Then in the fourth, Norris got Tyler Saladino to fly out to shallow right, which prevented the runner on third from tagging. After Eaton walked, Norris got Anderson to ground into a fielder’s choice.

Even though Norris’ pitch count was sky high, the White Sox failed to knock him out of the game. That allowed the Tigers to rally back against Anthony Ranaudo, Matt Albers and Jacob Turner.

“They seem to add on,” Ventura said. “They don’t stop adding on that extra run. A guy on third with less than two outs, they’re able to get it in. That’s been an Achilles heel for us.”

It’s also been a source of frustration, Eaton said. The White Sox look around the room and feel like they have a talented group, especially now with Justin Morneau solidifying the middle. But once again, that group didn’t keep their foot on the pedal and paid the price.

“They just continue to plug away,” Eaton said. “Their offense is good enough to come back from any deficit. Hats off to them, but we’ve got to keep adding on. We got on Norris early and got his pitch count up, but we’ve got to keep knocking on the door. We didn’t keep on it enough and knock him out real early.

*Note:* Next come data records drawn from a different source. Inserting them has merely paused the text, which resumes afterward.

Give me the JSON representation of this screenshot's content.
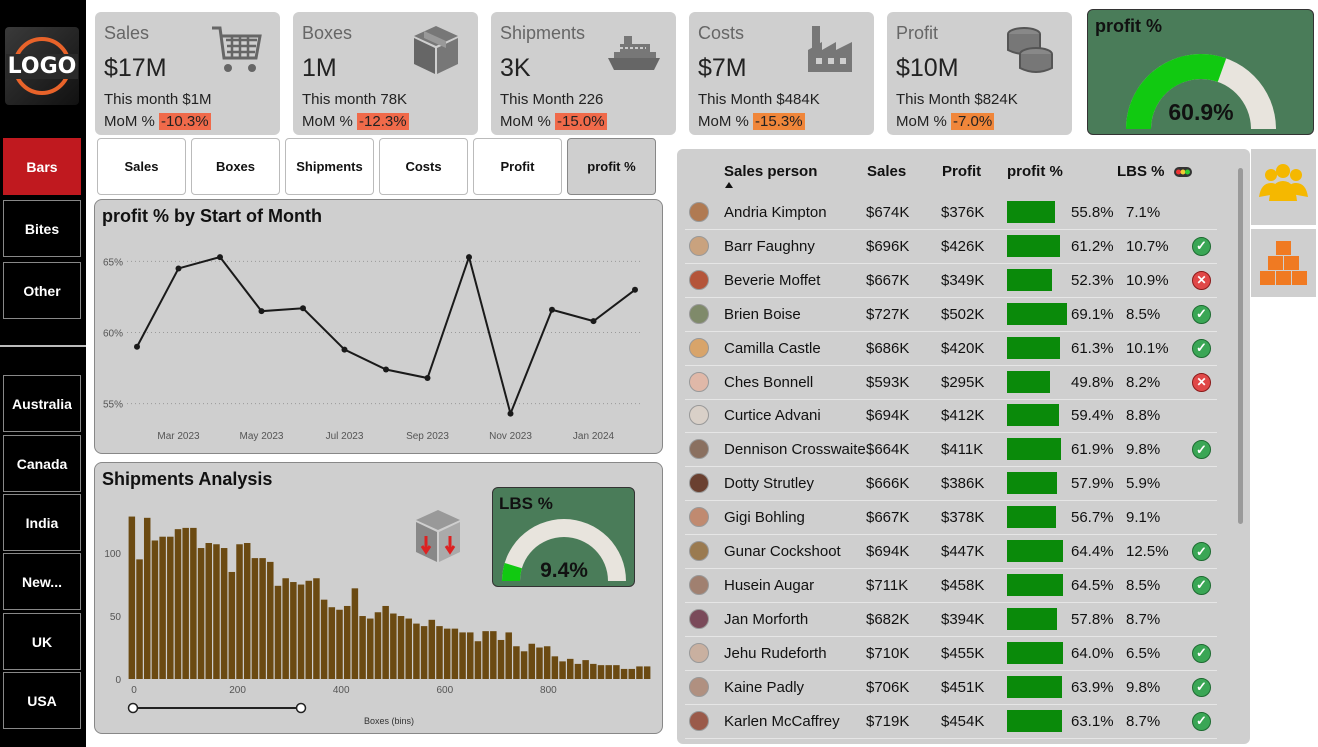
{
  "sidebar": {
    "logo_text": "LOGO",
    "categories": [
      "Bars",
      "Bites",
      "Other"
    ],
    "regions": [
      "Australia",
      "Canada",
      "India",
      "New...",
      "UK",
      "USA"
    ]
  },
  "kpis": [
    {
      "label": "Sales",
      "value": "$17M",
      "month": "This month $1M",
      "mom_label": "MoM %",
      "mom": "-10.3%",
      "icon": "shopping-cart-icon"
    },
    {
      "label": "Boxes",
      "value": "1M",
      "month": "This month 78K",
      "mom_label": "MoM %",
      "mom": "-12.3%",
      "icon": "box-icon"
    },
    {
      "label": "Shipments",
      "value": "3K",
      "month": "This Month 226",
      "mom_label": "MoM %",
      "mom": "-15.0%",
      "icon": "ship-icon"
    },
    {
      "label": "Costs",
      "value": "$7M",
      "month": "This Month $484K",
      "mom_label": "MoM %",
      "mom": "-15.3%",
      "icon": "factory-icon"
    },
    {
      "label": "Profit",
      "value": "$10M",
      "month": "This Month $824K",
      "mom_label": "MoM %",
      "mom": "-7.0%",
      "icon": "coins-icon"
    }
  ],
  "profit_gauge": {
    "title": "profit %",
    "value_text": "60.9%",
    "value": 0.609
  },
  "tabs": [
    "Sales",
    "Boxes",
    "Shipments",
    "Costs",
    "Profit",
    "profit %"
  ],
  "line_panel_title": "profit % by Start of Month",
  "shipments_panel_title": "Shipments Analysis",
  "lbs_gauge": {
    "title": "LBS %",
    "value_text": "9.4%",
    "value": 0.094
  },
  "table": {
    "headers": [
      "Sales person",
      "Sales",
      "Profit",
      "profit %",
      "LBS %"
    ],
    "rows": [
      {
        "name": "Andria Kimpton",
        "sales": "$674K",
        "profit": "$376K",
        "pct": "55.8%",
        "pctv": 55.8,
        "lbs": "7.1%",
        "status": "none",
        "color": "#b07a52"
      },
      {
        "name": "Barr Faughny",
        "sales": "$696K",
        "profit": "$426K",
        "pct": "61.2%",
        "pctv": 61.2,
        "lbs": "10.7%",
        "status": "ok",
        "color": "#c9a27e"
      },
      {
        "name": "Beverie Moffet",
        "sales": "$667K",
        "profit": "$349K",
        "pct": "52.3%",
        "pctv": 52.3,
        "lbs": "10.9%",
        "status": "bad",
        "color": "#b4553a"
      },
      {
        "name": "Brien Boise",
        "sales": "$727K",
        "profit": "$502K",
        "pct": "69.1%",
        "pctv": 69.1,
        "lbs": "8.5%",
        "status": "ok",
        "color": "#7f8a6a"
      },
      {
        "name": "Camilla Castle",
        "sales": "$686K",
        "profit": "$420K",
        "pct": "61.3%",
        "pctv": 61.3,
        "lbs": "10.1%",
        "status": "ok",
        "color": "#d8a46a"
      },
      {
        "name": "Ches Bonnell",
        "sales": "$593K",
        "profit": "$295K",
        "pct": "49.8%",
        "pctv": 49.8,
        "lbs": "8.2%",
        "status": "bad",
        "color": "#e0b8a8"
      },
      {
        "name": "Curtice Advani",
        "sales": "$694K",
        "profit": "$412K",
        "pct": "59.4%",
        "pctv": 59.4,
        "lbs": "8.8%",
        "status": "none",
        "color": "#d9d0c8"
      },
      {
        "name": "Dennison Crosswaite",
        "sales": "$664K",
        "profit": "$411K",
        "pct": "61.9%",
        "pctv": 61.9,
        "lbs": "9.8%",
        "status": "ok",
        "color": "#8a7060"
      },
      {
        "name": "Dotty Strutley",
        "sales": "$666K",
        "profit": "$386K",
        "pct": "57.9%",
        "pctv": 57.9,
        "lbs": "5.9%",
        "status": "none",
        "color": "#6a4030"
      },
      {
        "name": "Gigi Bohling",
        "sales": "$667K",
        "profit": "$378K",
        "pct": "56.7%",
        "pctv": 56.7,
        "lbs": "9.1%",
        "status": "none",
        "color": "#c08a70"
      },
      {
        "name": "Gunar Cockshoot",
        "sales": "$694K",
        "profit": "$447K",
        "pct": "64.4%",
        "pctv": 64.4,
        "lbs": "12.5%",
        "status": "ok",
        "color": "#9a7a50"
      },
      {
        "name": "Husein Augar",
        "sales": "$711K",
        "profit": "$458K",
        "pct": "64.5%",
        "pctv": 64.5,
        "lbs": "8.5%",
        "status": "ok",
        "color": "#a08070"
      },
      {
        "name": "Jan Morforth",
        "sales": "$682K",
        "profit": "$394K",
        "pct": "57.8%",
        "pctv": 57.8,
        "lbs": "8.7%",
        "status": "none",
        "color": "#7a4a5a"
      },
      {
        "name": "Jehu Rudeforth",
        "sales": "$710K",
        "profit": "$455K",
        "pct": "64.0%",
        "pctv": 64.0,
        "lbs": "6.5%",
        "status": "ok",
        "color": "#c9b0a0"
      },
      {
        "name": "Kaine Padly",
        "sales": "$706K",
        "profit": "$451K",
        "pct": "63.9%",
        "pctv": 63.9,
        "lbs": "9.8%",
        "status": "ok",
        "color": "#b09080"
      },
      {
        "name": "Karlen McCaffrey",
        "sales": "$719K",
        "profit": "$454K",
        "pct": "63.1%",
        "pctv": 63.1,
        "lbs": "8.7%",
        "status": "ok",
        "color": "#9a5a4a"
      }
    ]
  },
  "right_buttons": [
    "people-group-icon",
    "boxes-stack-icon"
  ],
  "chart_data": [
    {
      "type": "line",
      "title": "profit % by Start of Month",
      "x": [
        "2023-02",
        "2023-03",
        "2023-04",
        "2023-05",
        "2023-06",
        "2023-07",
        "2023-08",
        "2023-09",
        "2023-10",
        "2023-11",
        "2023-12",
        "2024-01",
        "2024-02"
      ],
      "x_tick_labels": [
        "Mar 2023",
        "May 2023",
        "Jul 2023",
        "Sep 2023",
        "Nov 2023",
        "Jan 2024"
      ],
      "x_ticks": [
        "2023-03",
        "2023-05",
        "2023-07",
        "2023-09",
        "2023-11",
        "2024-01"
      ],
      "values": [
        59.0,
        64.5,
        65.3,
        61.5,
        61.7,
        58.8,
        57.4,
        56.8,
        65.3,
        54.3,
        61.6,
        60.8,
        63.0
      ],
      "ylim": [
        53.5,
        66.5
      ],
      "y_ticks": [
        55,
        60,
        65
      ],
      "y_tick_labels": [
        "55%",
        "60%",
        "65%"
      ],
      "grid": true
    },
    {
      "type": "bar",
      "title": "Shipments Analysis",
      "xlabel": "Boxes (bins)",
      "x_ticks": [
        0,
        200,
        400,
        600,
        800
      ],
      "y_ticks": [
        0,
        50,
        100
      ],
      "ylim": [
        0,
        135
      ],
      "values": [
        129,
        95,
        128,
        110,
        113,
        113,
        119,
        120,
        120,
        104,
        108,
        107,
        104,
        85,
        107,
        108,
        96,
        96,
        93,
        74,
        80,
        77,
        75,
        78,
        80,
        63,
        57,
        55,
        58,
        72,
        50,
        48,
        53,
        58,
        52,
        50,
        48,
        44,
        42,
        47,
        42,
        40,
        40,
        37,
        37,
        30,
        38,
        38,
        31,
        37,
        26,
        22,
        28,
        25,
        26,
        18,
        14,
        16,
        12,
        15,
        12,
        11,
        11,
        11,
        8,
        8,
        10,
        10
      ]
    }
  ]
}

“Top to bottom I think we have a pretty good lineup. It is frustrating when you don’t get that big hit and vice versa for the big pitch.”